The expected result is the full listing, retyped exactly, without a single picture.

Extracted material |
◇ ◇ ◇ ◇

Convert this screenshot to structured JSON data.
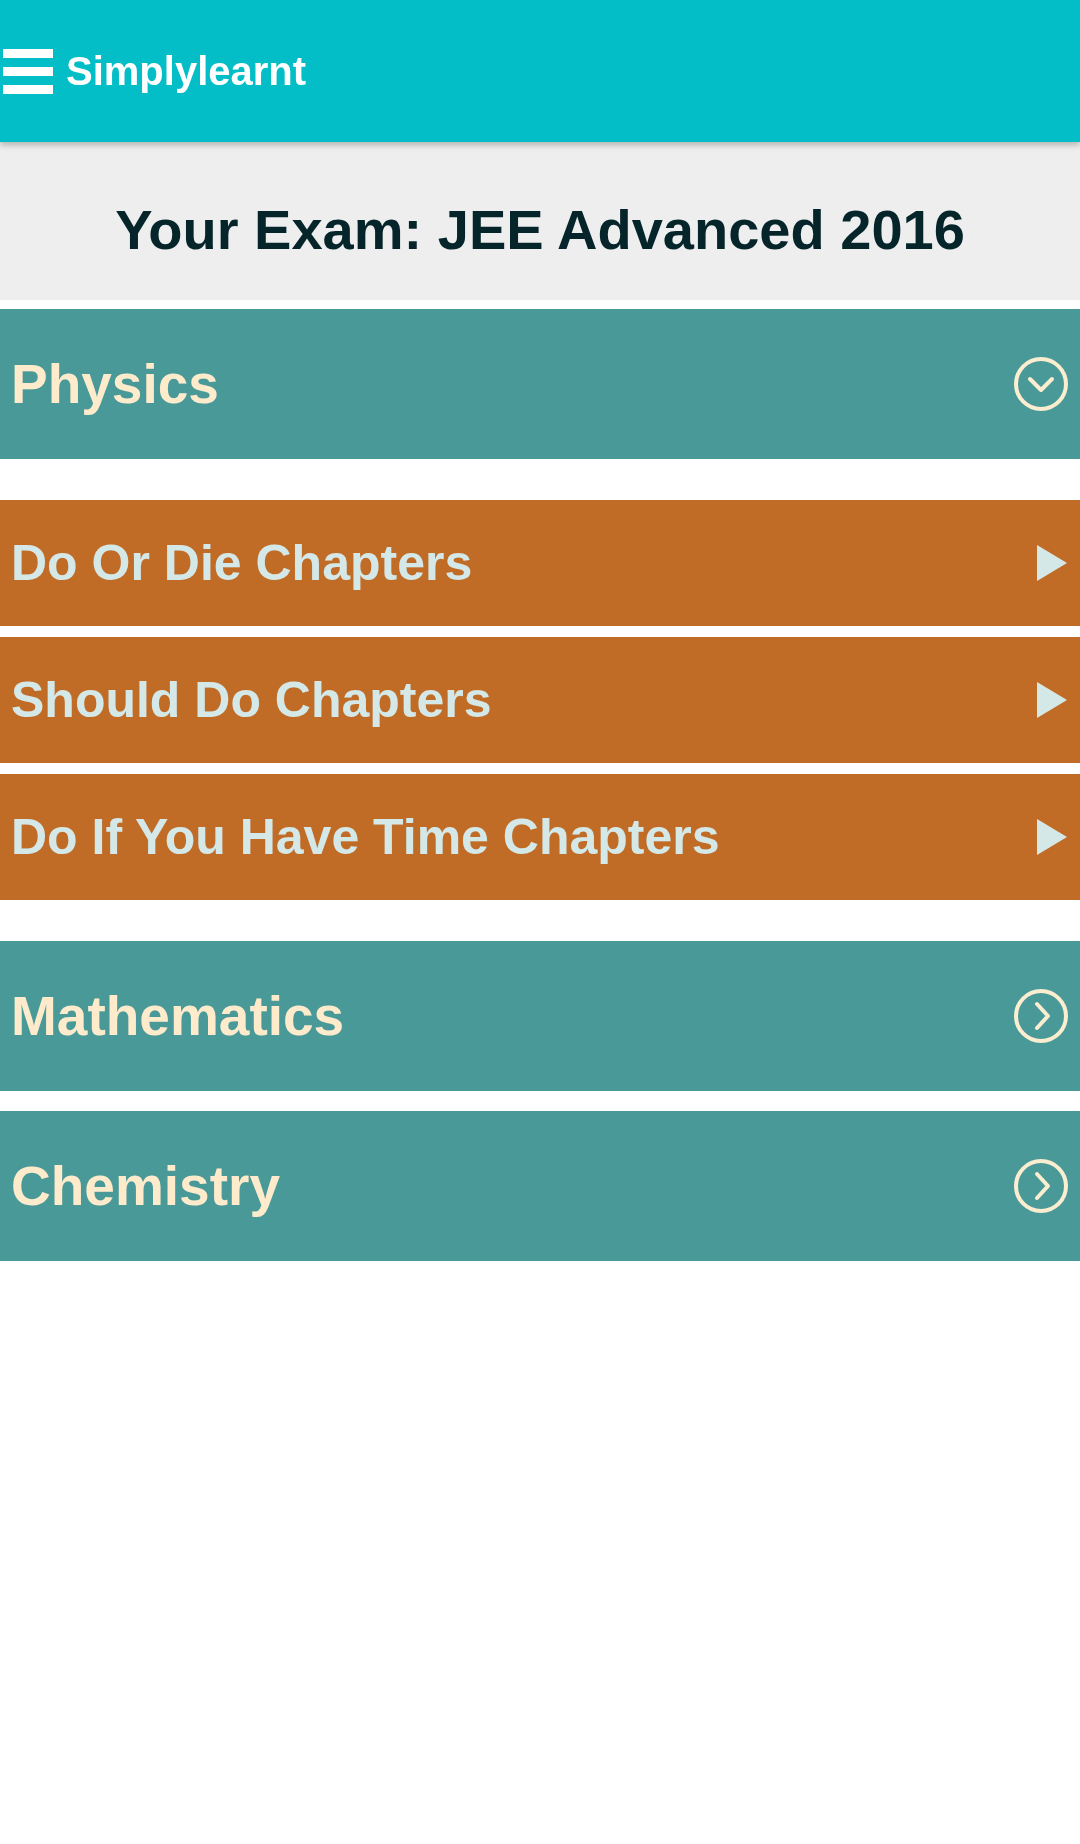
{
  "app_bar": {
    "title": "Simplylearnt"
  },
  "exam_banner": {
    "text": "Your Exam: JEE Advanced 2016"
  },
  "subjects": [
    {
      "name": "Physics",
      "expanded": true,
      "children": [
        {
          "label": "Do Or Die Chapters"
        },
        {
          "label": "Should Do Chapters"
        },
        {
          "label": "Do If You Have Time Chapters"
        }
      ]
    },
    {
      "name": "Mathematics",
      "expanded": false
    },
    {
      "name": "Chemistry",
      "expanded": false
    }
  ]
}
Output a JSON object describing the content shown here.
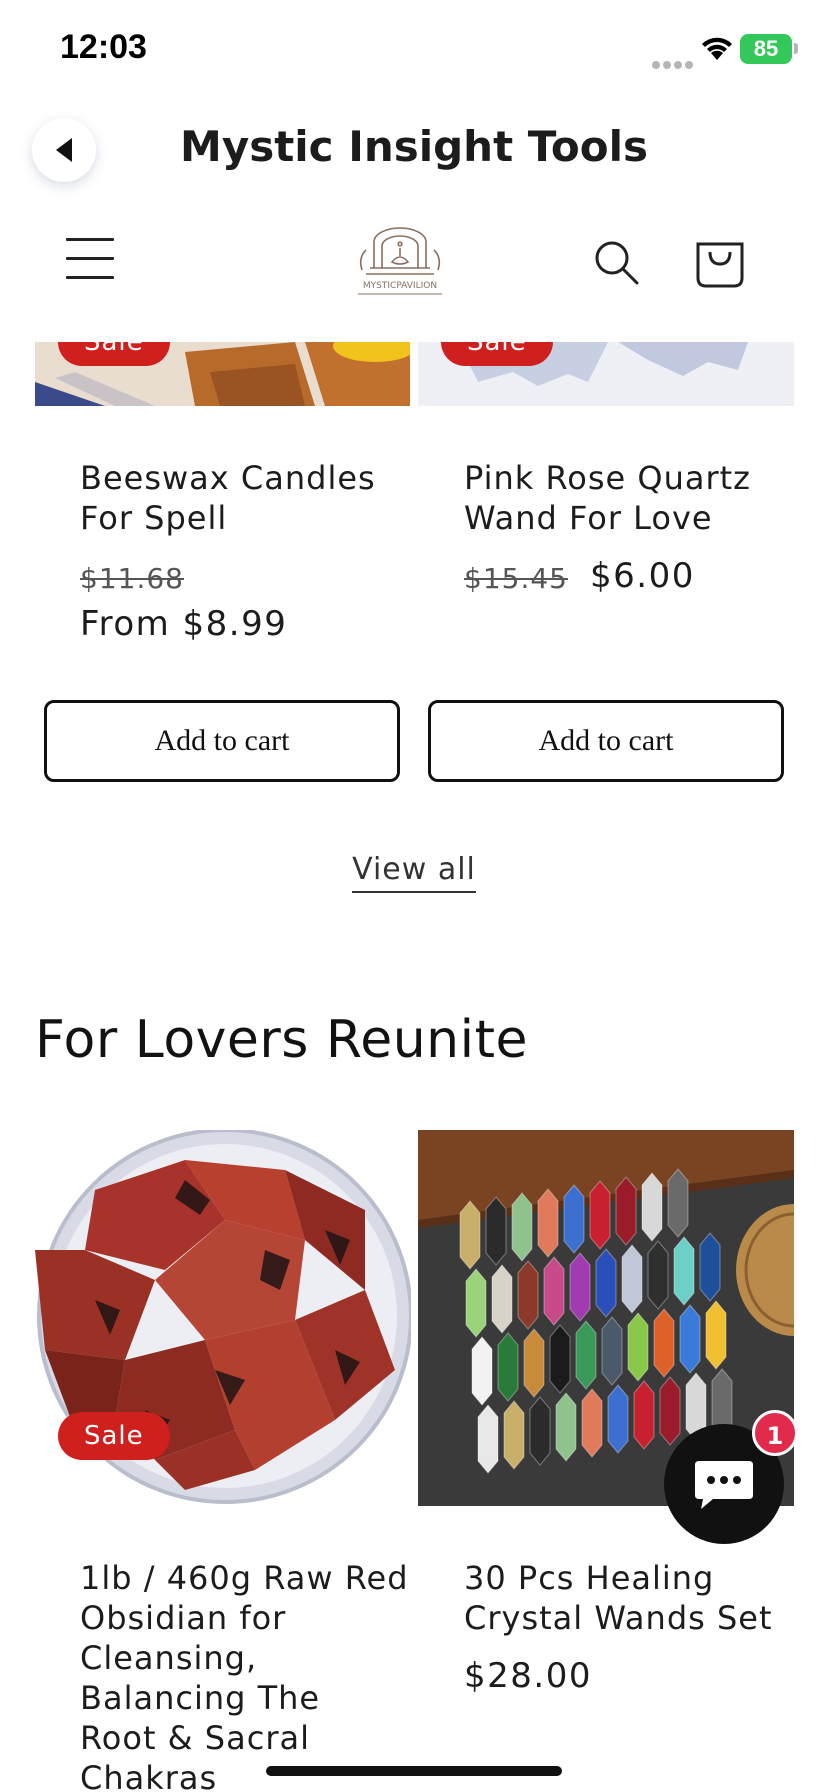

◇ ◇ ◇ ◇

Answer to this exercise |
Convert this screenshot to structured JSON data.
{
  "app_bar": {
    "title": "Simplylearnt"
  },
  "exam_banner": {
    "text": "Your Exam: JEE Advanced 2016"
  },
  "subjects": [
    {
      "name": "Physics",
      "expanded": true,
      "children": [
        {
          "label": "Do Or Die Chapters"
        },
        {
          "label": "Should Do Chapters"
        },
        {
          "label": "Do If You Have Time Chapters"
        }
      ]
    },
    {
      "name": "Mathematics",
      "expanded": false
    },
    {
      "name": "Chemistry",
      "expanded": false
    }
  ]
}
Output a JSON object describing the content shown here.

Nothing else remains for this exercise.